● **WHAT TO WORK ON**:
Lines below that include the word "JSON" should each be copied.

Items from an interface collection

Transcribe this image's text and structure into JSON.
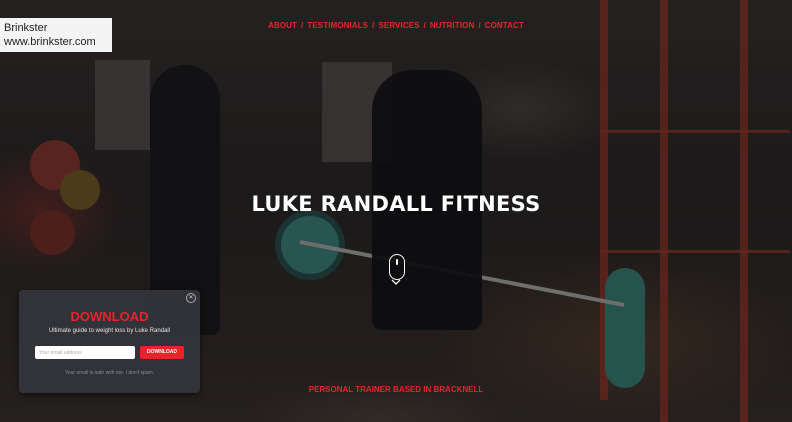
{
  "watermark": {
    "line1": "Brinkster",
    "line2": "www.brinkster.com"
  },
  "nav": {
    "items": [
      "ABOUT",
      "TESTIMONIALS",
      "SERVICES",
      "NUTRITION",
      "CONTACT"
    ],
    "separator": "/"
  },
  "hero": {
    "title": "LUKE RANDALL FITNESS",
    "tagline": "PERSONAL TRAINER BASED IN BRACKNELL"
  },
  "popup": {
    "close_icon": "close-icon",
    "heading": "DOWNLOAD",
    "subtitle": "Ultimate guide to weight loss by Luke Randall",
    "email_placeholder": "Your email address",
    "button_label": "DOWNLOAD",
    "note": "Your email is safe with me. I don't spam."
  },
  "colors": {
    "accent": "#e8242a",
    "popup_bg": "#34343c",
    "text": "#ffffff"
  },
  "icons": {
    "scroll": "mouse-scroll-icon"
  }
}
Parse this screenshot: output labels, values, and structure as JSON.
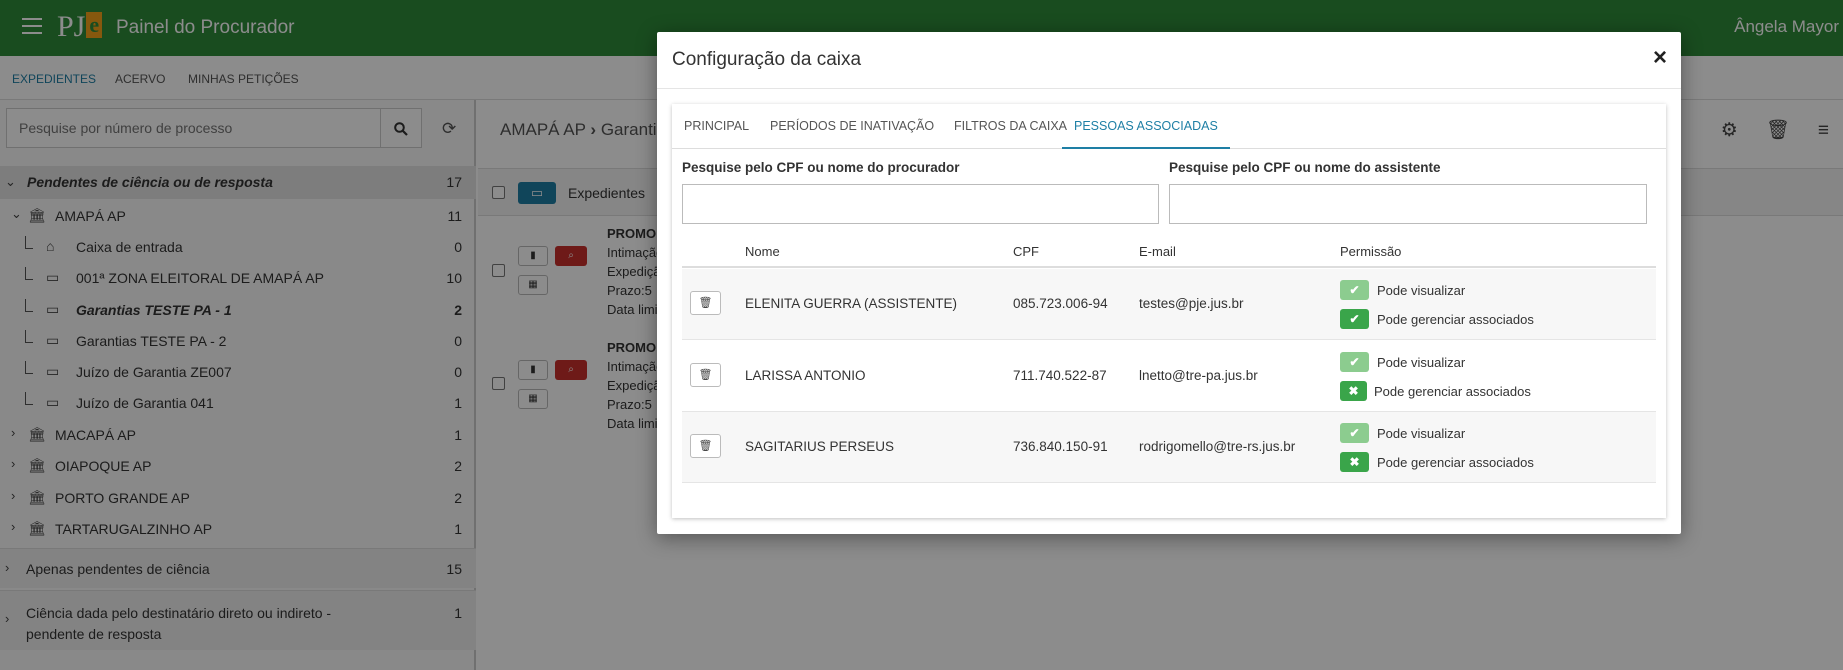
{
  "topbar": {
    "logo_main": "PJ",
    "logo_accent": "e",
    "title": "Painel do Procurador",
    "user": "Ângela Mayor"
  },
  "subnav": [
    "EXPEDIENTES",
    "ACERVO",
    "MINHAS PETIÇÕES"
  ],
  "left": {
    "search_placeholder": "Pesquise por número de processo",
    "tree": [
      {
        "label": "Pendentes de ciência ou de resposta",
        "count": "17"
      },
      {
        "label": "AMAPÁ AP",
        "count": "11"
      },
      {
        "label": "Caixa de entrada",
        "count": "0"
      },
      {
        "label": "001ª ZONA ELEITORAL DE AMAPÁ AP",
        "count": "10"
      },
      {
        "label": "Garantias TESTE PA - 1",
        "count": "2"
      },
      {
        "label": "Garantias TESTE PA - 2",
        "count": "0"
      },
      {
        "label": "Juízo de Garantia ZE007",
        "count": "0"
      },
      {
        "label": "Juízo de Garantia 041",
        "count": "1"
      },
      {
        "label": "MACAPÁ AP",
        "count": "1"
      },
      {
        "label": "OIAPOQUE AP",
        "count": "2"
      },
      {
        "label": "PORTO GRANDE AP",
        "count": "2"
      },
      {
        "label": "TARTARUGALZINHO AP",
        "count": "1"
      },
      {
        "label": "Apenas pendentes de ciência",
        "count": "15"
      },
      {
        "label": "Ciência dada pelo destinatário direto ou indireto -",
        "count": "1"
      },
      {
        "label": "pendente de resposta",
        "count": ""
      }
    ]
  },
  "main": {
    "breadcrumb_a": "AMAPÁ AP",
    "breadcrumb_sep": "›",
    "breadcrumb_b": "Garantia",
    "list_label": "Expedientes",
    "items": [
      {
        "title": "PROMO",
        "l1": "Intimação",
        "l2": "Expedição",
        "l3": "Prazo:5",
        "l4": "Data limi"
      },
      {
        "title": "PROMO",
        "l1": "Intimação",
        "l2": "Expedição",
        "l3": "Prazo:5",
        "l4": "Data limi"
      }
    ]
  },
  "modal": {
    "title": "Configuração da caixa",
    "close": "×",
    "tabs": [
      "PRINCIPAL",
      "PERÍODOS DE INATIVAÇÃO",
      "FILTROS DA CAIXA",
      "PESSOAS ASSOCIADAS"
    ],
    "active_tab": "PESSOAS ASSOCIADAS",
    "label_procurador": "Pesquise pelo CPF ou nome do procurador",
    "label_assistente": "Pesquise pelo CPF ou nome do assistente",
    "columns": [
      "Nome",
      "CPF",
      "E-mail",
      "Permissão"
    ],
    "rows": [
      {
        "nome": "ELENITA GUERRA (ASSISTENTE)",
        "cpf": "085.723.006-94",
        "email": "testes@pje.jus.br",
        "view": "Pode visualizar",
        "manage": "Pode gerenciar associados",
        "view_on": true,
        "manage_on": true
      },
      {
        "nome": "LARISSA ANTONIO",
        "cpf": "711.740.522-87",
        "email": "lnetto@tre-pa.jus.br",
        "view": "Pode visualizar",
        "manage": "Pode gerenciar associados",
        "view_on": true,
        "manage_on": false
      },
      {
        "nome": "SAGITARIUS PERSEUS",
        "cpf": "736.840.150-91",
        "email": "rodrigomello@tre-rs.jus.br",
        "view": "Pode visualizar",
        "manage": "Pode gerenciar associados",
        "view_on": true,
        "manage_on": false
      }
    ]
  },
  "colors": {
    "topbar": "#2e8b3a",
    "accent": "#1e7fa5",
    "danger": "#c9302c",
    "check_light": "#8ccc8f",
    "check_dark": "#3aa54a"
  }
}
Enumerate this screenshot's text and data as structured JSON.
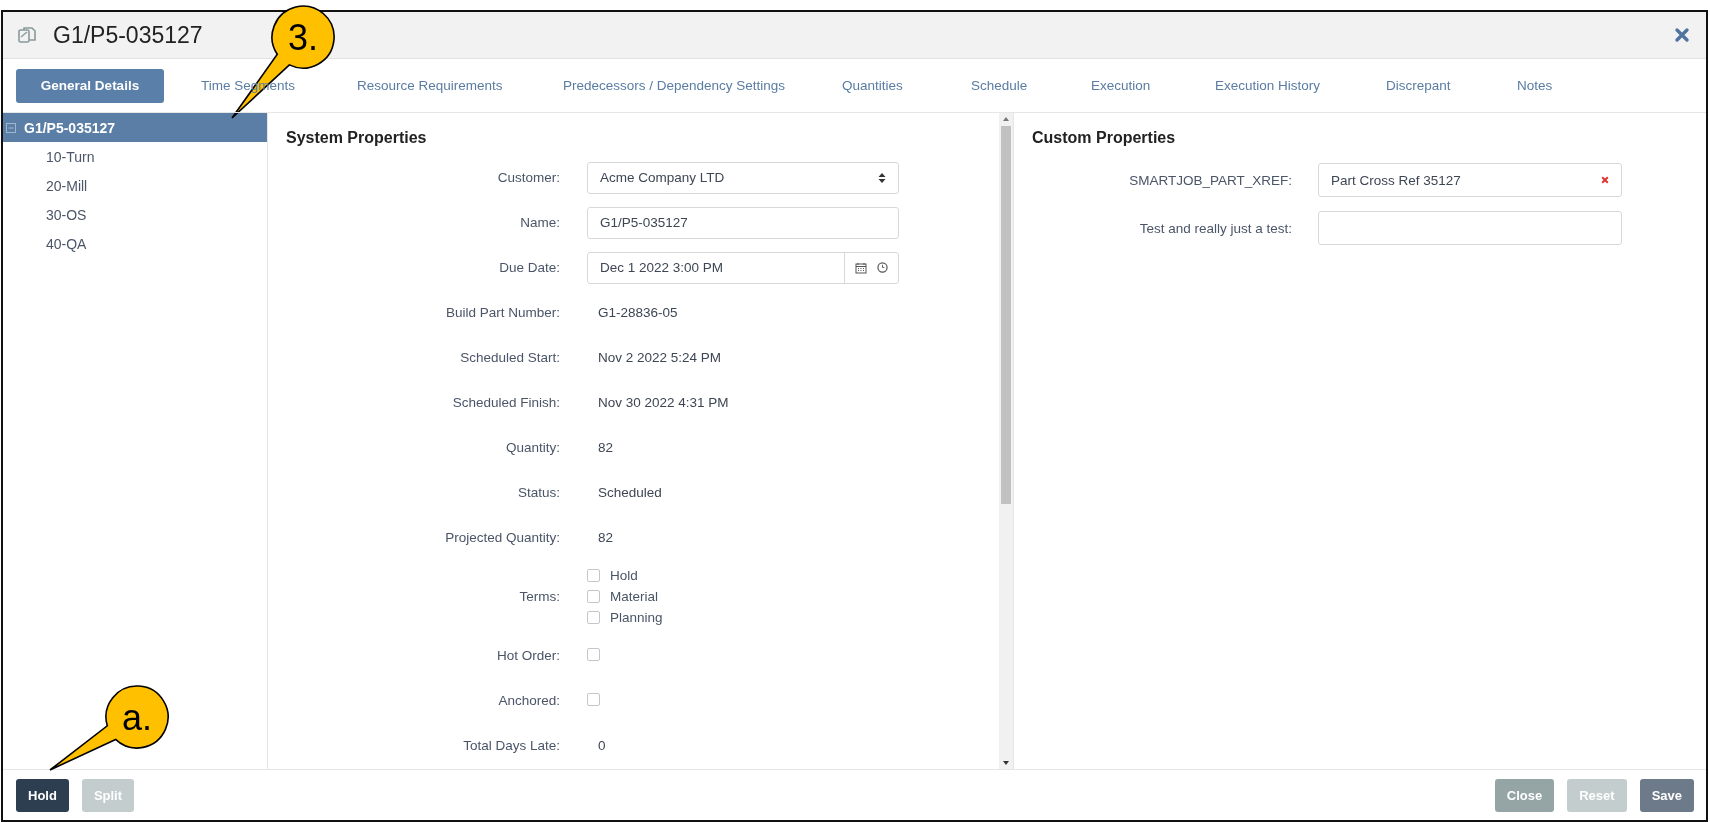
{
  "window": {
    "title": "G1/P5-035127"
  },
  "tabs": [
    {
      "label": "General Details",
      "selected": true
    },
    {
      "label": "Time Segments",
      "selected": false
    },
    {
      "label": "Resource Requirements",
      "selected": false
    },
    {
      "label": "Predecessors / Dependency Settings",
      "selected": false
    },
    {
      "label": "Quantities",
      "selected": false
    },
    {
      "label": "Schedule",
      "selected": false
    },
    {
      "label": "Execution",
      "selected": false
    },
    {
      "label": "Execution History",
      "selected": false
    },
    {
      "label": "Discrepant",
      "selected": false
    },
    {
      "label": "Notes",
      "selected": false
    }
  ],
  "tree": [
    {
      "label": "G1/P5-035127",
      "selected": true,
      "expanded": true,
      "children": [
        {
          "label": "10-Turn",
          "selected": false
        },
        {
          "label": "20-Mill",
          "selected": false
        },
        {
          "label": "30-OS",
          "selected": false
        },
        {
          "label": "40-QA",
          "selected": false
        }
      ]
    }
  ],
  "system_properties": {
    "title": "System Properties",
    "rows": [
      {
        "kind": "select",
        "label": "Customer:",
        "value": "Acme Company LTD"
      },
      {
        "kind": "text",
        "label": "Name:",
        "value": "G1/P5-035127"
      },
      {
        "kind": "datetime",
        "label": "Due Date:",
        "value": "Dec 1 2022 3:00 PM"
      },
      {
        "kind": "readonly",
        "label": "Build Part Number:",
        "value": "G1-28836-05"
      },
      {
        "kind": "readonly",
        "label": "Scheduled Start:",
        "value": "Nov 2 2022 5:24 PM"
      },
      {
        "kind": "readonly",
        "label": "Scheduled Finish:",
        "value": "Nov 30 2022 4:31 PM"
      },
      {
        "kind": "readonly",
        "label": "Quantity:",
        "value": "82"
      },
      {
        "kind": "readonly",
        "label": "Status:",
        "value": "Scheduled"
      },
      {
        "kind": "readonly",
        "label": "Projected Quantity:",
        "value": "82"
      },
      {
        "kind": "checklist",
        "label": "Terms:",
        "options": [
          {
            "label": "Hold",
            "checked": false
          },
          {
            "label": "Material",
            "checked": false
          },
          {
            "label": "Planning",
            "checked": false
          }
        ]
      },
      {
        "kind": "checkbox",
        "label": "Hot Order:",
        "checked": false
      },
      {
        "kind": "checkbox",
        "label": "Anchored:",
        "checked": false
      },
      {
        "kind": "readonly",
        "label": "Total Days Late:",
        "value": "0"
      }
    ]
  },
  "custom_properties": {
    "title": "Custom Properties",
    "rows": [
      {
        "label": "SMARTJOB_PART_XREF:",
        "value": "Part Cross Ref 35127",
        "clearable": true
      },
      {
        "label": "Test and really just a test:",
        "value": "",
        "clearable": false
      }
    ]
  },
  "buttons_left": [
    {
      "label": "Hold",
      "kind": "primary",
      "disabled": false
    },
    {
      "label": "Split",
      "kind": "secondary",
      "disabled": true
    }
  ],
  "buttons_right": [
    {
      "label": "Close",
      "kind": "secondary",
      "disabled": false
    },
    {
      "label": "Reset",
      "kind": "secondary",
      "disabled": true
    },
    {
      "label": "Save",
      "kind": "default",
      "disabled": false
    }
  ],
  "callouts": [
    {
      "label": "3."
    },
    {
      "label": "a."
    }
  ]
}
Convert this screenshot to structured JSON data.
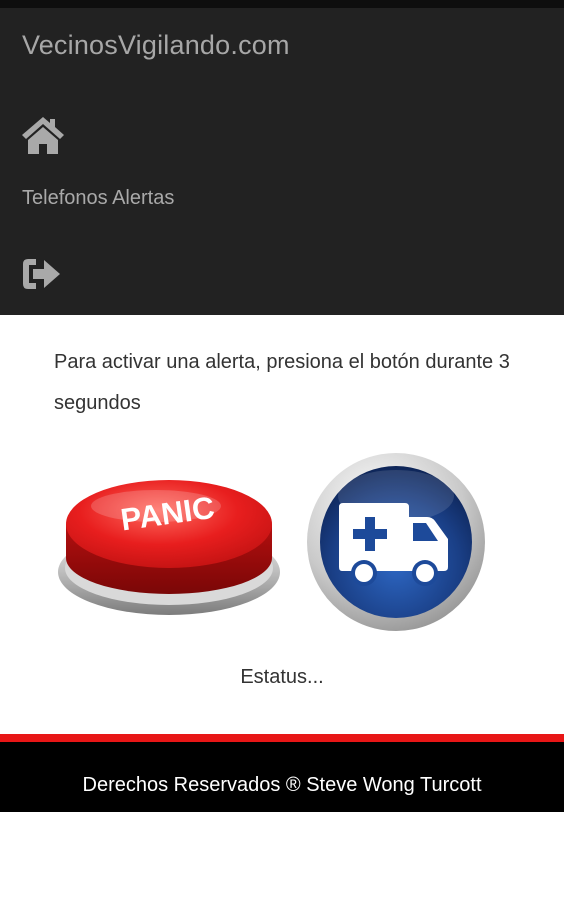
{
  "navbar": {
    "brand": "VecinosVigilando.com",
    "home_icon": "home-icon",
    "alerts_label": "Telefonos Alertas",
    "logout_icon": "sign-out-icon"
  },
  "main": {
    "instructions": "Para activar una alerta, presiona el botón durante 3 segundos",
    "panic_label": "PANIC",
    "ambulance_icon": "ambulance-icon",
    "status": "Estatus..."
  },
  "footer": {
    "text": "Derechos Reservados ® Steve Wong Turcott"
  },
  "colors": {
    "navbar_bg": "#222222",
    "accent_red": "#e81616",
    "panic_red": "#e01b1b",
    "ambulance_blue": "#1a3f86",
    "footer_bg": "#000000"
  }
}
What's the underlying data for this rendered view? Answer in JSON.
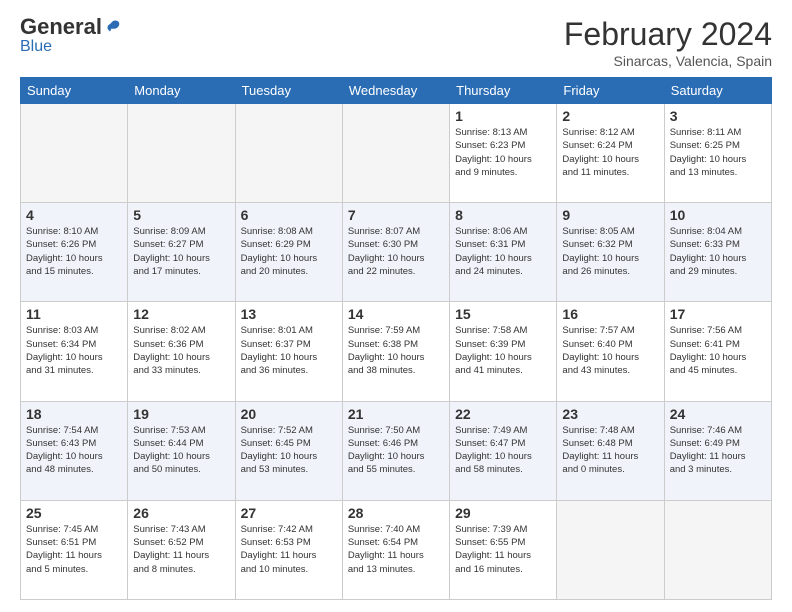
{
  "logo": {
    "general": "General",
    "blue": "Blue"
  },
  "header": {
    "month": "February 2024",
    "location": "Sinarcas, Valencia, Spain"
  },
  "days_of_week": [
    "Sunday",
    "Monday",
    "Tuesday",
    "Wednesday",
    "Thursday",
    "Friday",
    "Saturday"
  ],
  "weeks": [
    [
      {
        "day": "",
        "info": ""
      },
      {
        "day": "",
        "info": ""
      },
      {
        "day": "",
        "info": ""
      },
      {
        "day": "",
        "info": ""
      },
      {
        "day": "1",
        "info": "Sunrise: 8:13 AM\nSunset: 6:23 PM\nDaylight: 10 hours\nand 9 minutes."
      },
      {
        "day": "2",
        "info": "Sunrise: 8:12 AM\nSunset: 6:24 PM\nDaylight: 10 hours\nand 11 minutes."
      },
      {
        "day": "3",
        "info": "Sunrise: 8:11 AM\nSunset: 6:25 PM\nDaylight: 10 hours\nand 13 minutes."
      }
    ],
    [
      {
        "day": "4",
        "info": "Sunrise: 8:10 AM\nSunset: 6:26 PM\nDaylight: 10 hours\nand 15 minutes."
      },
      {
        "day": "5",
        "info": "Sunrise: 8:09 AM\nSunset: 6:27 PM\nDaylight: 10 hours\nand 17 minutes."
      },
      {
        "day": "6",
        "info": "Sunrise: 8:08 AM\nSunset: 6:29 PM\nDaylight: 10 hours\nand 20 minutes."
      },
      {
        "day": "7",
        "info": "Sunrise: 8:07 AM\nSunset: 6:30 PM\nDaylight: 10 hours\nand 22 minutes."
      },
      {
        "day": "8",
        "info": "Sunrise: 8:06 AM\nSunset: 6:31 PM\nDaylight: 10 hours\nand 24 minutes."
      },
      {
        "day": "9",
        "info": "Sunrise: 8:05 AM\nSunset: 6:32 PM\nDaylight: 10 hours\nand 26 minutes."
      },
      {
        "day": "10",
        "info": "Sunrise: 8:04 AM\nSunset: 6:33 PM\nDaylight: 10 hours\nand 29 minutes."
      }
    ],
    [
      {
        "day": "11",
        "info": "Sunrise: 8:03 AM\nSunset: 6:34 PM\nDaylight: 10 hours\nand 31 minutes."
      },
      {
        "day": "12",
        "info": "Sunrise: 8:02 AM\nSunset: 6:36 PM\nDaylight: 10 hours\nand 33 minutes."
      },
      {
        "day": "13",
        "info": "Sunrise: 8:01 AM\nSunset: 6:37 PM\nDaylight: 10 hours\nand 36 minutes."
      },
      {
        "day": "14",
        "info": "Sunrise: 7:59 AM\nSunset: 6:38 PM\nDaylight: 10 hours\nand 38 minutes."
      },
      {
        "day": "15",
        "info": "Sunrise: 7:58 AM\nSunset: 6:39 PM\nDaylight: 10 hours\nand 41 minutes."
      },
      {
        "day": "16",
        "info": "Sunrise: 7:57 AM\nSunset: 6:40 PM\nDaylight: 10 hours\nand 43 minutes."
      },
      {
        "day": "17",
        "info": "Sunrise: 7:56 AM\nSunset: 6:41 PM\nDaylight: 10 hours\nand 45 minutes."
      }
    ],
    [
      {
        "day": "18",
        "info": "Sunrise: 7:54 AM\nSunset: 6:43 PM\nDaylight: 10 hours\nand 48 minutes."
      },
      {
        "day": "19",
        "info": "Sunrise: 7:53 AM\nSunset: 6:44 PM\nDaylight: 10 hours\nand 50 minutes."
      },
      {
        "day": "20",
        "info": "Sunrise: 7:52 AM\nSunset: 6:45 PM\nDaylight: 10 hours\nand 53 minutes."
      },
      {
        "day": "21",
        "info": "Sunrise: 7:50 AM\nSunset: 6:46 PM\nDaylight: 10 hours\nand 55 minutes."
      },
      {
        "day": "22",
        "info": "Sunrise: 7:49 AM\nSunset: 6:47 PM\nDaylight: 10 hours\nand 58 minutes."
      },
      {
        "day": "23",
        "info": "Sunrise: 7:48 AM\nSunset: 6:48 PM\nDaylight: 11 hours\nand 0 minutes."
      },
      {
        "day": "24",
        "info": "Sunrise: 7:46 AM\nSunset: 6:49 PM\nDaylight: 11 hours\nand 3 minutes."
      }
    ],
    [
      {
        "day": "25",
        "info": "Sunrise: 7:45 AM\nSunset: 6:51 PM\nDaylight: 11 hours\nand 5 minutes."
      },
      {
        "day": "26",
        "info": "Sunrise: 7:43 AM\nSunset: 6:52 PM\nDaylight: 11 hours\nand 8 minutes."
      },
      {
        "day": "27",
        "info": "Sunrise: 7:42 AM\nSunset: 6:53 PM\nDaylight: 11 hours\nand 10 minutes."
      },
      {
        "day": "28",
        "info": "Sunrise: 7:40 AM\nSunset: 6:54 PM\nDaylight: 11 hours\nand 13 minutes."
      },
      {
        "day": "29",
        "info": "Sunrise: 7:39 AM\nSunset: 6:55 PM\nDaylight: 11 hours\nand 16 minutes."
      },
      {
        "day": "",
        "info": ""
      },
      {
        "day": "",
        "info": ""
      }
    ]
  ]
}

● **PROBLEM SOLUTION**:
Transcribe this image's text and structure into JSON.
Parse this screenshot: output labels, values, and structure as JSON.
Enumerate this screenshot's text and data as structured JSON.
Convert this screenshot to structured JSON data.
What's the underlying data for this rendered view? Answer in JSON.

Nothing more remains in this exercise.